If you are trying to select text to create highlights or citations, remember that you must now click or tap on the first word, and then click or tap on the last word.
Loading One moment ...
Project items
Notes
Cite this article

Cited article

Style
Citations are available only to our active members.
Sign up now to cite pages or passages in MLA, APA and Chicago citation styles.

Cited article

Hall of Mirrors: Radclyffe Hall's the Well of Loneliness and Modernist Fictions of Identity
Settings

Settings

Typeface
Text size Smaller Larger
Search within

Search within this article

Look up

Look up a word

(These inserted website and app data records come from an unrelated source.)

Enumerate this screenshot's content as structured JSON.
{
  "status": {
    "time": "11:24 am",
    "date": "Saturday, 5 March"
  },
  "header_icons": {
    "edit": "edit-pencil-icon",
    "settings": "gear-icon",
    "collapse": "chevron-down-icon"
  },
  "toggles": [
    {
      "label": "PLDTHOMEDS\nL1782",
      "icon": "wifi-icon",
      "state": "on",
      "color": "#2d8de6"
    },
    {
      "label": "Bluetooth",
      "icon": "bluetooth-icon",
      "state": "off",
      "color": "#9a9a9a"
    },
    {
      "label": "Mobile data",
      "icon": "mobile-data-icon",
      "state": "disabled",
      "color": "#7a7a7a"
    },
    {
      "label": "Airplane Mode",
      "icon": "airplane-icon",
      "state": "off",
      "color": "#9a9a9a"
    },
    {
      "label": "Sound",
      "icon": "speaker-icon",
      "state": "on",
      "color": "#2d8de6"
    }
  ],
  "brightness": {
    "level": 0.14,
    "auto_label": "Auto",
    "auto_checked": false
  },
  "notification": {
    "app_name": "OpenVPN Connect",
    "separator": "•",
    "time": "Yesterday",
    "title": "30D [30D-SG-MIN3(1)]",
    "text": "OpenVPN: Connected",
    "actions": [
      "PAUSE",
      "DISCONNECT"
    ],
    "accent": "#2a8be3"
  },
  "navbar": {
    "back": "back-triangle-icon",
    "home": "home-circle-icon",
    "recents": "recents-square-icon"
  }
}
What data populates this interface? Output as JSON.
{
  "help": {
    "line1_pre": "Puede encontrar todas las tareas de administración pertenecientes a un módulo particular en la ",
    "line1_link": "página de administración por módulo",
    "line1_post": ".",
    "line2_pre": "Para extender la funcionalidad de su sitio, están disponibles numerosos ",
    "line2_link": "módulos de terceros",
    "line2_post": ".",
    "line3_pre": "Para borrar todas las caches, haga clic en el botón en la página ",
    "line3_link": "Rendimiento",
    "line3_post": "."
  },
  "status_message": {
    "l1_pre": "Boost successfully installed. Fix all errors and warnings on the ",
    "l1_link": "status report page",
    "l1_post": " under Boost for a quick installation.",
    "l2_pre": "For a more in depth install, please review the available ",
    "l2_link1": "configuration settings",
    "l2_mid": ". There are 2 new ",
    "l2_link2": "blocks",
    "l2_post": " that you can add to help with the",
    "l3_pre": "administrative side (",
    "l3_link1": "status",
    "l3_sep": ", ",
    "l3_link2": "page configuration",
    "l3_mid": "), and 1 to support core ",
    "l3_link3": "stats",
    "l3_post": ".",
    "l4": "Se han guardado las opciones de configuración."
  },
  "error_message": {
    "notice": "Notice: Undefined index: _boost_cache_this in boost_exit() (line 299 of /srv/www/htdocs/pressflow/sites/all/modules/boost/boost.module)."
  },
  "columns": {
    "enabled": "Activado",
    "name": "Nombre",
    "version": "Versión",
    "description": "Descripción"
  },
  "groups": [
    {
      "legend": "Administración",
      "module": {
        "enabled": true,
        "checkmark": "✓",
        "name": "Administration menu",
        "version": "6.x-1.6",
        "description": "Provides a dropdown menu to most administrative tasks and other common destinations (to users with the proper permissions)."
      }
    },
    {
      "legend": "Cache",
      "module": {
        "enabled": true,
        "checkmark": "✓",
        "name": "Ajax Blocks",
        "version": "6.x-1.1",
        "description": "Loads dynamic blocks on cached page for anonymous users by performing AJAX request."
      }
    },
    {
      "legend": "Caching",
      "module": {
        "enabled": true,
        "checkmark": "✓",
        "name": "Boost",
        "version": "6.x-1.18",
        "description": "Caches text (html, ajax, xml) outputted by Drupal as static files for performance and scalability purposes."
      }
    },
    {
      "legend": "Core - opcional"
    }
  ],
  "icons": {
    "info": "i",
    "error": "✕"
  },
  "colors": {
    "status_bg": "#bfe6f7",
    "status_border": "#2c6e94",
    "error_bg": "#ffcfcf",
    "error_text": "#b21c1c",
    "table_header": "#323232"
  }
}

  • Dictionary
  • Thesaurus
Please submit a word or phrase above.
Print this page

Print this page

Why can't I print more than one page at a time?

While we understand printed pages are helpful to our users, this limitation is necessary to help protect our publishers' copyrighted material and prevent its unlawful distribution. We are sorry for any inconvenience.
Full screen

matching results for page

Cited passage

Style
Citations are available only to our active members.
Sign up now to cite pages or passages in MLA, APA and Chicago citation styles.

Cited passage

Welcome to the new Questia Reader

The Questia Reader has been updated to provide you with an even better online reading experience.  It is now 100% Responsive, which means you can read our books and articles on any sized device you wish.  All of your favorite tools like notes, highlights, and citations are still here, but the way you select text has been updated to be easier to use, especially on touchscreen devices.  Here's how:

1. Click or tap the first word you want to select.
2. Click or tap the last word you want to select.

OK, got it!

Thanks for trying Questia!

Please continue trying out our research tools, but please note, full functionality is available only to our active members.

Your work will be lost once you leave this Web page.

For full access in an ad-free environment, sign up now for a FREE, 1-day trial.

Already a member? Log in now.

Are you sure you want to delete this highlight?